[Web page and app entries]

========================

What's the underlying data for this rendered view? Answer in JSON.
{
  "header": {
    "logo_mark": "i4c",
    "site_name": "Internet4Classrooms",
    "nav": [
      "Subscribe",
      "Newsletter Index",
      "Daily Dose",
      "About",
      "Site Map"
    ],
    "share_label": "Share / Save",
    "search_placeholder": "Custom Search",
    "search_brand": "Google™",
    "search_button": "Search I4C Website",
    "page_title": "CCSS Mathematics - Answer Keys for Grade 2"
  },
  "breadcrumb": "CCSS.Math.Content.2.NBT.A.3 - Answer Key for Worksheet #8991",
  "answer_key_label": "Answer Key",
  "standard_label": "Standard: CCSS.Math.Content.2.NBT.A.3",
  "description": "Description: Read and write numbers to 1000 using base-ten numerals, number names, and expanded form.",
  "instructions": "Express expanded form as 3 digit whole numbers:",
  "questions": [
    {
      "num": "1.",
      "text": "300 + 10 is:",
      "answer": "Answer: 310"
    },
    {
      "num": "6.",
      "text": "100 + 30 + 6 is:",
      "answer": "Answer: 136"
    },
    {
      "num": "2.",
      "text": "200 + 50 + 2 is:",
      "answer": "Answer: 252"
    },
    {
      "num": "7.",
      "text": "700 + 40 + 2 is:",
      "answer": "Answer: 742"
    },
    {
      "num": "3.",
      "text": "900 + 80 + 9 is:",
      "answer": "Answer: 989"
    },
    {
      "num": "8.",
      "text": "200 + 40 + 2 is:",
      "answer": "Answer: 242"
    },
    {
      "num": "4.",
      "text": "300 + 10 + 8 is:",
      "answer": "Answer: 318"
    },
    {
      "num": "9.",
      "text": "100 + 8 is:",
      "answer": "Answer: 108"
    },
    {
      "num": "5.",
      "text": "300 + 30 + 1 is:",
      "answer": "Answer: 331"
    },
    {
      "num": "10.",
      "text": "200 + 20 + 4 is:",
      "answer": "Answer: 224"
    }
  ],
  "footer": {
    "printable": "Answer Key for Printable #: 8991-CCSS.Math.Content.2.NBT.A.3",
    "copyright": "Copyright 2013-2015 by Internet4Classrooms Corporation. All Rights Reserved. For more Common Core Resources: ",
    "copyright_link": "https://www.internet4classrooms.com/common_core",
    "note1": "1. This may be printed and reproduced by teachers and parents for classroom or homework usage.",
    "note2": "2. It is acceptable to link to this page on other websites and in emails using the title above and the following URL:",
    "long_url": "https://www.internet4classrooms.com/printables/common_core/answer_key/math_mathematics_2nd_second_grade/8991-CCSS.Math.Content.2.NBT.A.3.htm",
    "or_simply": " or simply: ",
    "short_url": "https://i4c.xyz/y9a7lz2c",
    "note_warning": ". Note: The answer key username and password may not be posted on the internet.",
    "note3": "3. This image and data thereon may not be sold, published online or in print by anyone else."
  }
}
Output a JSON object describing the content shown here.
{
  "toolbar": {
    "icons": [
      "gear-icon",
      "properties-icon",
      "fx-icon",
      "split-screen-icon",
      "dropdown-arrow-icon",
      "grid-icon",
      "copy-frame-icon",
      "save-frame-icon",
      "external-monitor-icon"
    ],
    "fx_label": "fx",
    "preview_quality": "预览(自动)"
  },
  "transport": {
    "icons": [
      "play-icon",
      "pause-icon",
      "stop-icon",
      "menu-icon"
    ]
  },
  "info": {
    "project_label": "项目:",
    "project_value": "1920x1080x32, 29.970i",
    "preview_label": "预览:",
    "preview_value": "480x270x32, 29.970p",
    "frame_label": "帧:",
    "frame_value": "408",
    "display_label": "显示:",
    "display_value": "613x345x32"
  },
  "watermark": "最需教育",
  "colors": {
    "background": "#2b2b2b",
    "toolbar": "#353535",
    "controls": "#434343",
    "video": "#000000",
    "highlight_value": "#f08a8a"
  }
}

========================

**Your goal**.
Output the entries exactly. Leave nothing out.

**Exercise output**.
What's the underlying data for this rendered view? Answer in JSON.
{
  "header": {
    "logo_mark": "i4c",
    "site_name": "Internet4Classrooms",
    "nav": [
      "Subscribe",
      "Newsletter Index",
      "Daily Dose",
      "About",
      "Site Map"
    ],
    "share_label": "Share / Save",
    "search_placeholder": "Custom Search",
    "search_brand": "Google™",
    "search_button": "Search I4C Website",
    "page_title": "CCSS Mathematics - Answer Keys for Grade 2"
  },
  "breadcrumb": "CCSS.Math.Content.2.NBT.A.3 - Answer Key for Worksheet #8991",
  "answer_key_label": "Answer Key",
  "standard_label": "Standard: CCSS.Math.Content.2.NBT.A.3",
  "description": "Description: Read and write numbers to 1000 using base-ten numerals, number names, and expanded form.",
  "instructions": "Express expanded form as 3 digit whole numbers:",
  "questions": [
    {
      "num": "1.",
      "text": "300 + 10 is:",
      "answer": "Answer: 310"
    },
    {
      "num": "6.",
      "text": "100 + 30 + 6 is:",
      "answer": "Answer: 136"
    },
    {
      "num": "2.",
      "text": "200 + 50 + 2 is:",
      "answer": "Answer: 252"
    },
    {
      "num": "7.",
      "text": "700 + 40 + 2 is:",
      "answer": "Answer: 742"
    },
    {
      "num": "3.",
      "text": "900 + 80 + 9 is:",
      "answer": "Answer: 989"
    },
    {
      "num": "8.",
      "text": "200 + 40 + 2 is:",
      "answer": "Answer: 242"
    },
    {
      "num": "4.",
      "text": "300 + 10 + 8 is:",
      "answer": "Answer: 318"
    },
    {
      "num": "9.",
      "text": "100 + 8 is:",
      "answer": "Answer: 108"
    },
    {
      "num": "5.",
      "text": "300 + 30 + 1 is:",
      "answer": "Answer: 331"
    },
    {
      "num": "10.",
      "text": "200 + 20 + 4 is:",
      "answer": "Answer: 224"
    }
  ],
  "footer": {
    "printable": "Answer Key for Printable #: 8991-CCSS.Math.Content.2.NBT.A.3",
    "copyright": "Copyright 2013-2015 by Internet4Classrooms Corporation. All Rights Reserved. For more Common Core Resources: ",
    "copyright_link": "https://www.internet4classrooms.com/common_core",
    "note1": "1. This may be printed and reproduced by teachers and parents for classroom or homework usage.",
    "note2": "2. It is acceptable to link to this page on other websites and in emails using the title above and the following URL:",
    "long_url": "https://www.internet4classrooms.com/printables/common_core/answer_key/math_mathematics_2nd_second_grade/8991-CCSS.Math.Content.2.NBT.A.3.htm",
    "or_simply": " or simply: ",
    "short_url": "https://i4c.xyz/y9a7lz2c",
    "note_warning": ". Note: The answer key username and password may not be posted on the internet.",
    "note3": "3. This image and data thereon may not be sold, published online or in print by anyone else."
  }
}
Output a JSON object describing the content shown here.
{
  "toolbar": {
    "icons": [
      "gear-icon",
      "properties-icon",
      "fx-icon",
      "split-screen-icon",
      "dropdown-arrow-icon",
      "grid-icon",
      "copy-frame-icon",
      "save-frame-icon",
      "external-monitor-icon"
    ],
    "fx_label": "fx",
    "preview_quality": "预览(自动)"
  },
  "transport": {
    "icons": [
      "play-icon",
      "pause-icon",
      "stop-icon",
      "menu-icon"
    ]
  },
  "info": {
    "project_label": "项目:",
    "project_value": "1920x1080x32, 29.970i",
    "preview_label": "预览:",
    "preview_value": "480x270x32, 29.970p",
    "frame_label": "帧:",
    "frame_value": "408",
    "display_label": "显示:",
    "display_value": "613x345x32"
  },
  "watermark": "最需教育",
  "colors": {
    "background": "#2b2b2b",
    "toolbar": "#353535",
    "controls": "#434343",
    "video": "#000000",
    "highlight_value": "#f08a8a"
  }
}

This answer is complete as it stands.